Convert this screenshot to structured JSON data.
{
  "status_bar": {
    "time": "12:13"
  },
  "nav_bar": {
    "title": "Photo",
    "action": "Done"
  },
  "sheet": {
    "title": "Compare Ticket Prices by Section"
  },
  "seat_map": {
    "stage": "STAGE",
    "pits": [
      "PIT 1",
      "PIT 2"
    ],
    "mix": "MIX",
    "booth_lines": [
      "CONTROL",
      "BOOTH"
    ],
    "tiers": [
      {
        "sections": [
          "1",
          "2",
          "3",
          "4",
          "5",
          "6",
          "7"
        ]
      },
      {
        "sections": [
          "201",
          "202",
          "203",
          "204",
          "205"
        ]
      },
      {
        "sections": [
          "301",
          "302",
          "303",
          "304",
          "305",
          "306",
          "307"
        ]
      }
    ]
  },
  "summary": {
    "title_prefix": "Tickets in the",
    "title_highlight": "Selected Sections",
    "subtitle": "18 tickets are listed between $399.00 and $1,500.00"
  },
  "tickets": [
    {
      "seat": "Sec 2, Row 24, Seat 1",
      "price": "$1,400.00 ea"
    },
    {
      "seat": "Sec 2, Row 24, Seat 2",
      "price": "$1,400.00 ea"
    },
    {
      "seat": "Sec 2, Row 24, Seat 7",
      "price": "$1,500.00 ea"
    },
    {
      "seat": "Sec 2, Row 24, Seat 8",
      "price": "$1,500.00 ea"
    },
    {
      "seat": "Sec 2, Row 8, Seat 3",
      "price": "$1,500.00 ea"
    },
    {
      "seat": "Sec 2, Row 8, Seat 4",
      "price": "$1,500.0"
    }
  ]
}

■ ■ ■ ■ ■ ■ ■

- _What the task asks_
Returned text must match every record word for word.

- _Result below_
Convert this screenshot to structured JSON data.
{
  "status_bar": {
    "time": "12:13"
  },
  "nav_bar": {
    "title": "Photo",
    "action": "Done"
  },
  "sheet": {
    "title": "Compare Ticket Prices by Section"
  },
  "seat_map": {
    "stage": "STAGE",
    "pits": [
      "PIT 1",
      "PIT 2"
    ],
    "mix": "MIX",
    "booth_lines": [
      "CONTROL",
      "BOOTH"
    ],
    "tiers": [
      {
        "sections": [
          "1",
          "2",
          "3",
          "4",
          "5",
          "6",
          "7"
        ]
      },
      {
        "sections": [
          "201",
          "202",
          "203",
          "204",
          "205"
        ]
      },
      {
        "sections": [
          "301",
          "302",
          "303",
          "304",
          "305",
          "306",
          "307"
        ]
      }
    ]
  },
  "summary": {
    "title_prefix": "Tickets in the",
    "title_highlight": "Selected Sections",
    "subtitle": "18 tickets are listed between $399.00 and $1,500.00"
  },
  "tickets": [
    {
      "seat": "Sec 2, Row 24, Seat 1",
      "price": "$1,400.00 ea"
    },
    {
      "seat": "Sec 2, Row 24, Seat 2",
      "price": "$1,400.00 ea"
    },
    {
      "seat": "Sec 2, Row 24, Seat 7",
      "price": "$1,500.00 ea"
    },
    {
      "seat": "Sec 2, Row 24, Seat 8",
      "price": "$1,500.00 ea"
    },
    {
      "seat": "Sec 2, Row 8, Seat 3",
      "price": "$1,500.00 ea"
    },
    {
      "seat": "Sec 2, Row 8, Seat 4",
      "price": "$1,500.0"
    }
  ]
}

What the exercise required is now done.